Thanks for that Deep32. I still think that the Bear is the loudest military aircraft though…

Deep32
Deep32
2 months ago
Reply to  Rob

It is certainly the loudest turbo prop by some margin!!!

David Steeper
David Steeper
2 months ago
Reply to  Deep32

During cold war there were reports that NATO pilots intercepting suffered from temp hearing loss, headaches etc. It makes you wonder about the poor so and so’s who had to fly the damn things.

Deep32
Deep32
2 months ago
Reply to  David Steeper

Some of their missions lasted 12-14 hours, I imagine that their H&S policy was a bit lacking!!!!!
Certainly a pair of good quality noise cancelling headphones might be the order of the day!! But yes. I wouldn’t fancy it.

David Steeper
David Steeper
2 months ago
Reply to  Deep32

 😁   😁 

Daniele Mandelli
Daniele Mandelli
2 months ago
Reply to  David Steeper

Sounds like Ajax!!!

David Steeper
David Steeper
2 months ago

 😃  😃 

Sceptical Richard
Sceptical Richard
2 months ago
Reply to  Rob

Probably to do with the counter roatating props

Monkey spanker
Monkey spanker
2 months ago

Anyone know the if the QRA use 2 or 3 drop tanks? I always see 2 in the pictures and The centreline is not used.
I think the missile load out is the 4 meteor/amraam on the semi recessed pylons with 2-4 asraams on the out pylons.

DaveyB
DaveyB
2 months ago
Reply to  Monkey spanker

Generally only the two drop tanks.
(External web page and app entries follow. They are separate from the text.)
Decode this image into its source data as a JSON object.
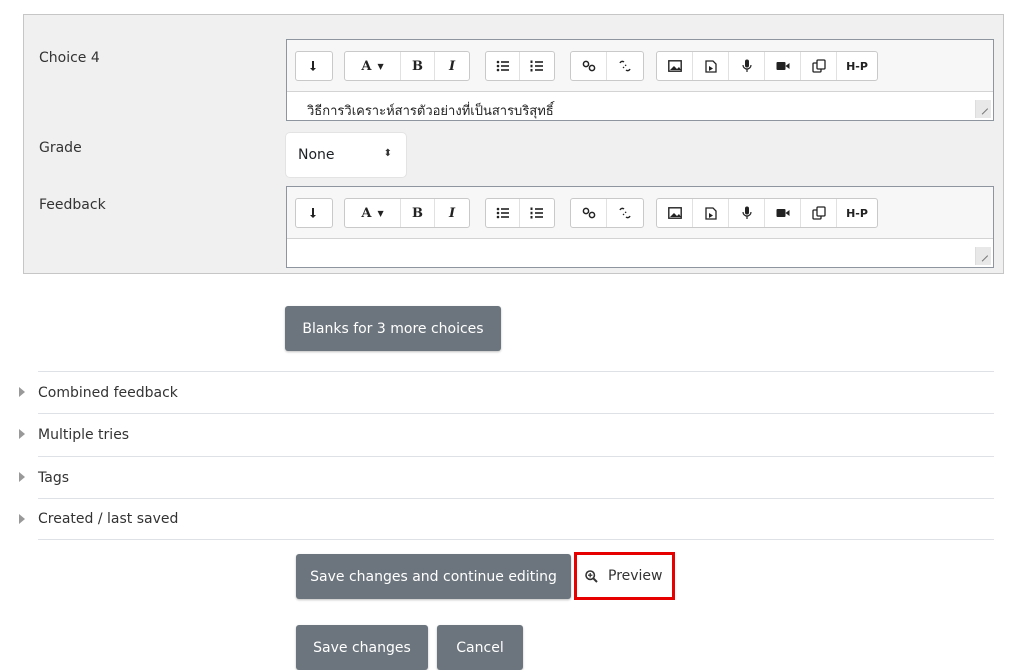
{
  "choice": {
    "label": "Choice 4",
    "content": "วิธีการวิเคราะห์สารตัวอย่างที่เป็นสารบริสุทธิ์"
  },
  "grade": {
    "label": "Grade",
    "selected": "None"
  },
  "feedback": {
    "label": "Feedback",
    "content": ""
  },
  "toolbar": {
    "font_label": "A",
    "bold_label": "B",
    "italic_label": "I",
    "h5p_label": "H-P"
  },
  "blanks_button": "Blanks for 3 more choices",
  "sections": [
    {
      "label": "Combined feedback"
    },
    {
      "label": "Multiple tries"
    },
    {
      "label": "Tags"
    },
    {
      "label": "Created / last saved"
    }
  ],
  "actions": {
    "save_continue": "Save changes and continue editing",
    "preview": "Preview",
    "save": "Save changes",
    "cancel": "Cancel"
  },
  "colors": {
    "button_grey": "#6c757d",
    "highlight_red": "#e60000",
    "panel_bg": "#f0f0f0"
  }
}
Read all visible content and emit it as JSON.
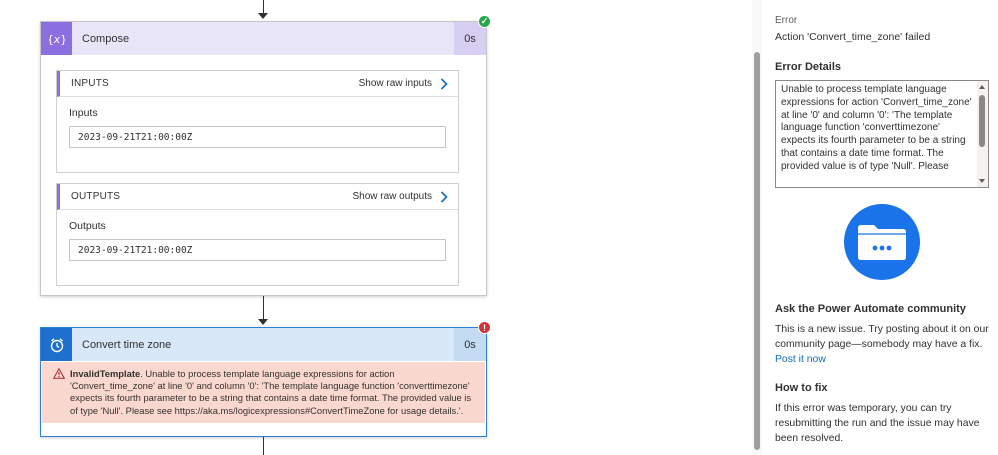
{
  "flow": {
    "compose": {
      "title": "Compose",
      "duration": "0s",
      "icon": "braces-icon",
      "status": "success",
      "inputs": {
        "header": "INPUTS",
        "link": "Show raw inputs",
        "label": "Inputs",
        "value": "2023-09-21T21:00:00Z"
      },
      "outputs": {
        "header": "OUTPUTS",
        "link": "Show raw outputs",
        "label": "Outputs",
        "value": "2023-09-21T21:00:00Z"
      }
    },
    "convert": {
      "title": "Convert time zone",
      "duration": "0s",
      "icon": "alarm-clock-icon",
      "status": "error",
      "error_code": "InvalidTemplate",
      "error_message": ". Unable to process template language expressions for action 'Convert_time_zone' at line '0' and column '0': 'The template language function 'converttimezone' expects its fourth parameter to be a string that contains a date time format. The provided value is of type 'Null'. Please see https://aka.ms/logicexpressions#ConvertTimeZone for usage details.'."
    }
  },
  "panel": {
    "error_label": "Error",
    "error_summary": "Action 'Convert_time_zone' failed",
    "details_heading": "Error Details",
    "details_text": "Unable to process template language expressions for action 'Convert_time_zone' at line '0' and column '0': 'The template language function 'converttimezone' expects its fourth parameter to be a string that contains a date time format. The provided value is of type 'Null'. Please",
    "community_heading": "Ask the Power Automate community",
    "community_text": "This is a new issue. Try posting about it on our community page—somebody may have a fix.",
    "community_link": "Post it now",
    "fix_heading": "How to fix",
    "fix_text": "If this error was temporary, you can try resubmitting the run and the issue may have been resolved."
  },
  "colors": {
    "compose_accent": "#8b6fe0",
    "convert_accent": "#1f6fcf",
    "error_bg": "#fbd8cf",
    "success": "#23a94b",
    "error": "#d13438",
    "link": "#0f6cbd"
  }
}
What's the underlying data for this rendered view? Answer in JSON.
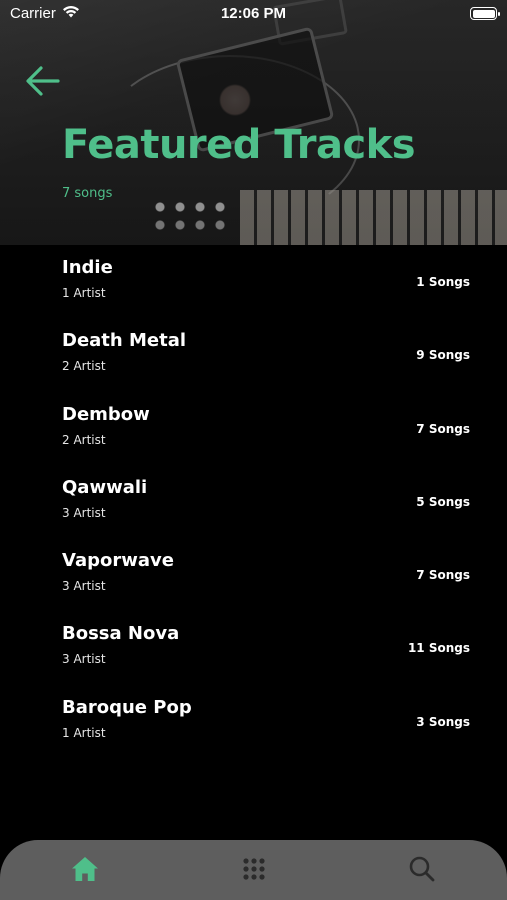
{
  "status_bar": {
    "carrier": "Carrier",
    "time": "12:06 PM"
  },
  "header": {
    "title": "Featured Tracks",
    "subtitle": "7 songs",
    "accent_color": "#4fbf8a",
    "back_icon": "arrow-left-icon"
  },
  "tracks": [
    {
      "name": "Indie",
      "artists": "1 Artist",
      "songs": "1 Songs"
    },
    {
      "name": "Death Metal",
      "artists": "2 Artist",
      "songs": "9 Songs"
    },
    {
      "name": "Dembow",
      "artists": "2 Artist",
      "songs": "7 Songs"
    },
    {
      "name": "Qawwali",
      "artists": "3 Artist",
      "songs": "5 Songs"
    },
    {
      "name": "Vaporwave",
      "artists": "3 Artist",
      "songs": "7 Songs"
    },
    {
      "name": "Bossa Nova",
      "artists": "3 Artist",
      "songs": "11 Songs"
    },
    {
      "name": "Baroque Pop",
      "artists": "1 Artist",
      "songs": "3 Songs"
    }
  ],
  "tab_bar": {
    "background": "#5e5e5e",
    "active_color": "#4fbf8a",
    "inactive_color": "#2b2b2b",
    "tabs": [
      {
        "icon": "home-icon",
        "active": true
      },
      {
        "icon": "grid-icon",
        "active": false
      },
      {
        "icon": "search-icon",
        "active": false
      }
    ]
  }
}
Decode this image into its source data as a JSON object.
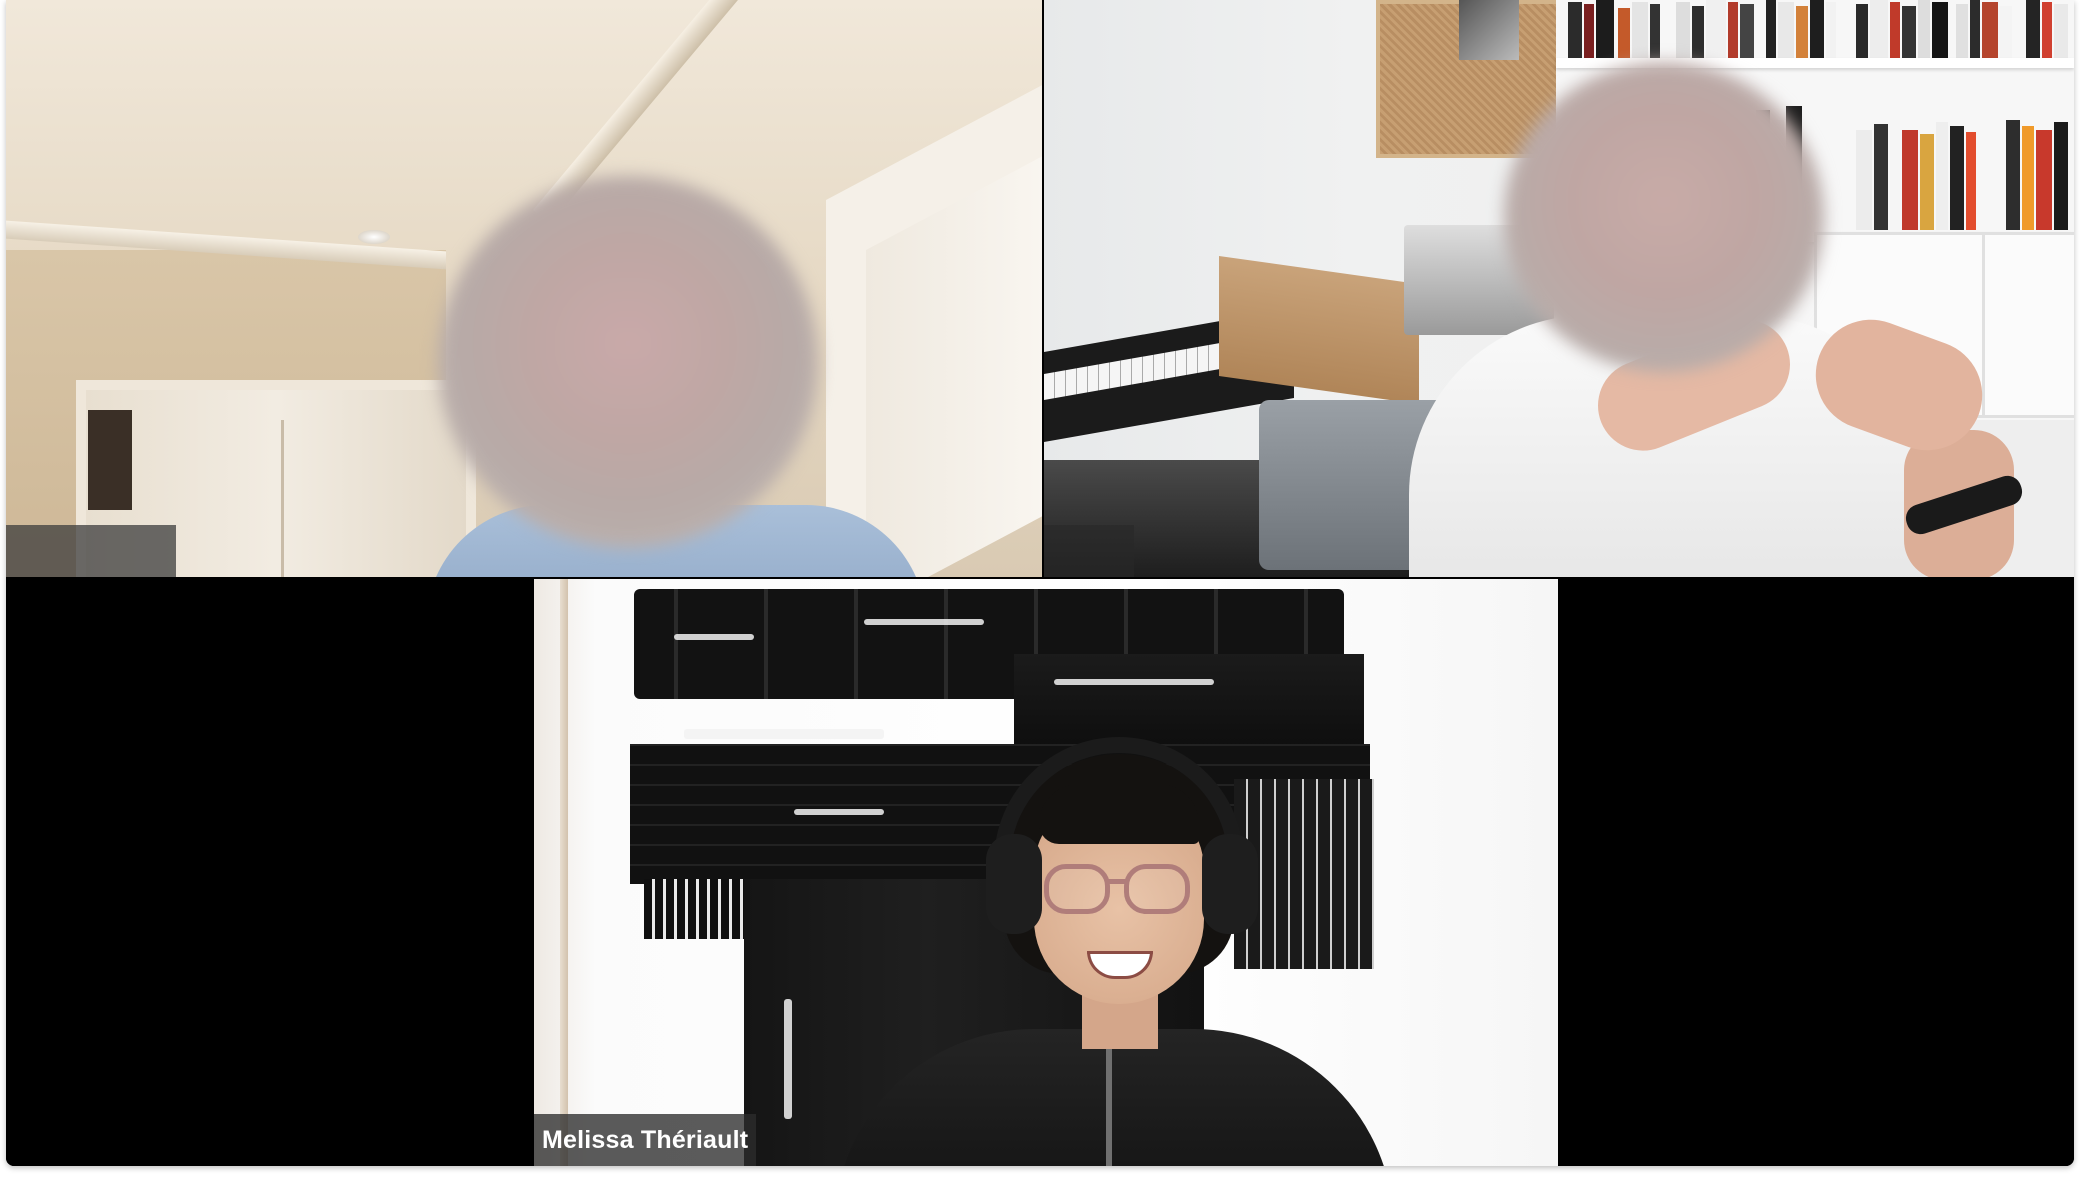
{
  "participants": [
    {
      "name": "",
      "video_on": true,
      "face_blurred": true,
      "background": "room with ceiling trim and closet doors"
    },
    {
      "name": "",
      "video_on": true,
      "face_blurred": true,
      "background": "studio with keyboard, printer and bookshelf"
    },
    {
      "name": "Melissa Thériault",
      "video_on": true,
      "face_blurred": false,
      "background": "white wall with black abstract painting"
    }
  ],
  "colors": {
    "gallery_background": "#000000",
    "name_tag_background": "#2d2d2d",
    "name_tag_text": "#ffffff"
  }
}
They get topped up by a Voyager anyway.

Esteban
Esteban
2 months ago

So basically every Nato fighter from 1955 on could have easily intercepted the aircraft.. except for the really short-legged ones.

DaveyB
DaveyB
2 months ago
Reply to  Esteban

It depends on where in the North Sea and whether there was tanker support available?

If it was a English Electric Lightning even with drop tanks fitted, it wouldn’t be able to stay with the Bear, like the later Phantom, Tornado F3 or Typhoon could do. It had to have tanker support, otherwise it would be a quick interception to confirm what the aircraft was and then a return to base. It was the same with the Starfighter, The Mirage III had the legs for about an hours worth when on station, before needing tanker support.

Dimples82
Dimples82
2 months ago

V=What would the RAF be tasked to do if the Soviet aircraft crossed over into British airspace ?.

Daniele Mandelli
Daniele Mandelli
2 months ago
Reply to  Dimples82

Intercept.
Fire flares as warning to get to divert.
Fire cannon as warning ( if they have one )
If still doesn’t respond or continues on course towards civilian areas, military targets, shoot down.

A Mig 23 Flogger did that once. NATO left it be as it was pilotless and it went down in Belgium.

Hopefully the Russians would not be that provocative…..unlike the western recc aircraft who would enter Russian airspace with impunity!

george leitch
george leitch
2 months ago
Reply to  Dimples82

Shoot the bu**ers down and blame the Scottish Airforce.

george leitch
george leitch
2 months ago

The Russians were probably having a goodwill visit with wee Sturgeon and her rebel pals.

dave12
dave12
2 months ago
Reply to  george leitch

lol ye or even offering her a RT talk show slot.

John Hampson
John Hampson
2 months ago

Russia sends one 50 year old Bear everyday at a cost of £5,000 / hour. The UK responds with 2 Typhoons and a Voyager at a cost if £50,000 / hour.
Who get the rough end of the deal?
( Not to mention the wear and tear on theTyphoon airframes. )